*** Begin section ***

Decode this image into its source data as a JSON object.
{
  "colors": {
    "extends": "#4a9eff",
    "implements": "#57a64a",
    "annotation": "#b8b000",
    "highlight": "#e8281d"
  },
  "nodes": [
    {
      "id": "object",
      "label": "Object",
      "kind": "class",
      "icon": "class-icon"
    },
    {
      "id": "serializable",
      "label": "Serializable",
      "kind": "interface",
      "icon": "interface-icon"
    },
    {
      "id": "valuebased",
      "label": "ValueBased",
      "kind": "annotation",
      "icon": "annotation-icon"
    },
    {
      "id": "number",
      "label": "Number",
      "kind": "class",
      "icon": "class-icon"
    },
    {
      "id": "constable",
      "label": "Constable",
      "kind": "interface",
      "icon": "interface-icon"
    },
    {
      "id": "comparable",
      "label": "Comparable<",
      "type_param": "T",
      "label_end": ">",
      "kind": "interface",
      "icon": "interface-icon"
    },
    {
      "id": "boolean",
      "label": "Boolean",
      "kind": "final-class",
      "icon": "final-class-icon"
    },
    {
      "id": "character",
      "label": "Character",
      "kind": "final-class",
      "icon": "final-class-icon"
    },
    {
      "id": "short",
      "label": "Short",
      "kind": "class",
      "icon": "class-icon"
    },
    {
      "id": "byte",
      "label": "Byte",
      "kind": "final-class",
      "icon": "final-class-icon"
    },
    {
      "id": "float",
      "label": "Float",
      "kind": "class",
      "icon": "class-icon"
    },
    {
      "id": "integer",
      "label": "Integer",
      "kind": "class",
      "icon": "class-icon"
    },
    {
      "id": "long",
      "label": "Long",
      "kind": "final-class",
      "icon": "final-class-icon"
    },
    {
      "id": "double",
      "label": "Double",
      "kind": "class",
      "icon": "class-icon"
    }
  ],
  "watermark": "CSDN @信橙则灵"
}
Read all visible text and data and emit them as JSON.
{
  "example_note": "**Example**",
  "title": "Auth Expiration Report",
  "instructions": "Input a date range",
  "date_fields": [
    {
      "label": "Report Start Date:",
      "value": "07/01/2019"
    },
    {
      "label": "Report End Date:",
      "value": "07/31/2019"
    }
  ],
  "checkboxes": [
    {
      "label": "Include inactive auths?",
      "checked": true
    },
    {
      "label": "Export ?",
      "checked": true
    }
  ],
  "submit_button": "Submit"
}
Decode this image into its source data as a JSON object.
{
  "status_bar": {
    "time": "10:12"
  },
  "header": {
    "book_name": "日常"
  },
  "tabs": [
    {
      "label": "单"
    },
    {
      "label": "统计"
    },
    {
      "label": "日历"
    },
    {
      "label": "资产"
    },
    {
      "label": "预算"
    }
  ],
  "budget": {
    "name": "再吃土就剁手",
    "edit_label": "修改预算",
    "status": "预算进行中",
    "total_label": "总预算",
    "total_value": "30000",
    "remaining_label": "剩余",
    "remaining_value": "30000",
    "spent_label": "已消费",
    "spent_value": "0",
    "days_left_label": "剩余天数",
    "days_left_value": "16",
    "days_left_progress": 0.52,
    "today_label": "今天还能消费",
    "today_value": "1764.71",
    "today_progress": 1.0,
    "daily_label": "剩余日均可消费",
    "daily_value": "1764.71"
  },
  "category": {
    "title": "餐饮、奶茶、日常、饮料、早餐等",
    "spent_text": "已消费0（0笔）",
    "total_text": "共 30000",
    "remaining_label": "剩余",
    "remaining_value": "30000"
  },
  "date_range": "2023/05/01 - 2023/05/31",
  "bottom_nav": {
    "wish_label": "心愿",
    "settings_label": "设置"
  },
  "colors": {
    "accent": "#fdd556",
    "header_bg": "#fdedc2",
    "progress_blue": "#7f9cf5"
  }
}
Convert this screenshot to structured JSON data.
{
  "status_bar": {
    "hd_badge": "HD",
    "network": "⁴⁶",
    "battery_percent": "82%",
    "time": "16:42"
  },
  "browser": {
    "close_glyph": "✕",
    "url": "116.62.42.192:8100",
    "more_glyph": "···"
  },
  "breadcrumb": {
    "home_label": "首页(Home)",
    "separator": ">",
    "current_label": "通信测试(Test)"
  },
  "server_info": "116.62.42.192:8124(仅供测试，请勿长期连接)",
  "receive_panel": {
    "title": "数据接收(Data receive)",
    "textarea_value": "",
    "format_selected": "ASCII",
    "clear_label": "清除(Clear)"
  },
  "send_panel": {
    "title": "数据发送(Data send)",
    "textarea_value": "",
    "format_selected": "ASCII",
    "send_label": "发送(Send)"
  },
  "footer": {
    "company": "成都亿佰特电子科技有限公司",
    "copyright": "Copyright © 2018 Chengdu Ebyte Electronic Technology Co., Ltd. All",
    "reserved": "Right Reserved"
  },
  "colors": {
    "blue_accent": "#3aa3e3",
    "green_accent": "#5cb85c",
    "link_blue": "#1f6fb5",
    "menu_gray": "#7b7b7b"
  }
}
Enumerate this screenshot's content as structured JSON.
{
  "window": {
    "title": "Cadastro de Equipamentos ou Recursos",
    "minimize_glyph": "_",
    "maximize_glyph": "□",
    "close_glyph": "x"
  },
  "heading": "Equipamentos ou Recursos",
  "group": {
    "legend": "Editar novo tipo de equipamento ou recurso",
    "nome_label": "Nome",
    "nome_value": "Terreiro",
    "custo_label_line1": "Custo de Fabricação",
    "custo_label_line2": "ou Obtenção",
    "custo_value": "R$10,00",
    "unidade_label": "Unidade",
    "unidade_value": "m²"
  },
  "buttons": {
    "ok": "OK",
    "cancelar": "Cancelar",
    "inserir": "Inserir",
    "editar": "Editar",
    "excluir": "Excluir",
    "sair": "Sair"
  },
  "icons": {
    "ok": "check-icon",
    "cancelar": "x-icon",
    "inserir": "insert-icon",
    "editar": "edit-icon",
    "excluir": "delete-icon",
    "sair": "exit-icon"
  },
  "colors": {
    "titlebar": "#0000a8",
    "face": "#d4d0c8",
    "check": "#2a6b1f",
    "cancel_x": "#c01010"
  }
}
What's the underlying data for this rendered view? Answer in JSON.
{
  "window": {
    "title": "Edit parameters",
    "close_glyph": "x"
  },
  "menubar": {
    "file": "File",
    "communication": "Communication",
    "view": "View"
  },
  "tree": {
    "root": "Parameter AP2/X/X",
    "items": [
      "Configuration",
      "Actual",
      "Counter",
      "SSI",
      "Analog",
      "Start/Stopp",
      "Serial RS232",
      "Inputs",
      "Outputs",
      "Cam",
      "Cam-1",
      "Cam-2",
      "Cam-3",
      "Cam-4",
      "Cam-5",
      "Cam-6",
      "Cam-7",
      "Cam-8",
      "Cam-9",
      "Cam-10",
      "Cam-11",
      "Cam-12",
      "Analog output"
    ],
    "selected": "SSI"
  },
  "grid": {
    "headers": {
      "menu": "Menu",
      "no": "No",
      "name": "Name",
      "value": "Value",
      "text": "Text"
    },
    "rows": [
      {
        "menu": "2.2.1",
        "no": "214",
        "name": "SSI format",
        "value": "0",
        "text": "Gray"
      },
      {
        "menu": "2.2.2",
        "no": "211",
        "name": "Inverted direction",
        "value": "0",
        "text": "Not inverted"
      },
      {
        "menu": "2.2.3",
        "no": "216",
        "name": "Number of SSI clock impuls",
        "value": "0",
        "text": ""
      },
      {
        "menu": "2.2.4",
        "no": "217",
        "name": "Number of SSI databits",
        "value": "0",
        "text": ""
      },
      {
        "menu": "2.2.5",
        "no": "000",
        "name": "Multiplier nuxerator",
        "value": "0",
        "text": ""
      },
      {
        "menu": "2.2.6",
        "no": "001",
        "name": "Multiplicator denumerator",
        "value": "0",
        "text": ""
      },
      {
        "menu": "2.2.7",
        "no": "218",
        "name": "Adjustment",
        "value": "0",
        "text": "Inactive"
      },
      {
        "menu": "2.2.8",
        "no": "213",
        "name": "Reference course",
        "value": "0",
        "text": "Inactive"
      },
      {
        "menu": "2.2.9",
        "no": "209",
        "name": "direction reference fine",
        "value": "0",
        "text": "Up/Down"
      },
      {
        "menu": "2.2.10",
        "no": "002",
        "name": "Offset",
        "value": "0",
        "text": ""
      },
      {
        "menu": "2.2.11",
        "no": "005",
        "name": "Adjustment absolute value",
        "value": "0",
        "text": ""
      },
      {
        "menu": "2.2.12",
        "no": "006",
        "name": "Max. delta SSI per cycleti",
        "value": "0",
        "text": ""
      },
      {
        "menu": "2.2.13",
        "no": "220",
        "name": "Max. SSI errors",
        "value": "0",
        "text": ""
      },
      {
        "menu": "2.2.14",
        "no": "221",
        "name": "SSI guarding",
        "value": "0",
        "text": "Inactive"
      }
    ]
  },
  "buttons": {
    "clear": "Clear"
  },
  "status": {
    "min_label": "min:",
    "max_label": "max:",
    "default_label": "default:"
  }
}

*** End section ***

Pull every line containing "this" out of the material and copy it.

[FINISHED EXERCISE]
Decode this image into its source data as a JSON object.
Decode this image into its source data as a JSON object.
Convert this screenshot to structured JSON data.
Enumerate this screenshot's content as structured JSON.
What's the underlying data for this rendered view? Answer in JSON.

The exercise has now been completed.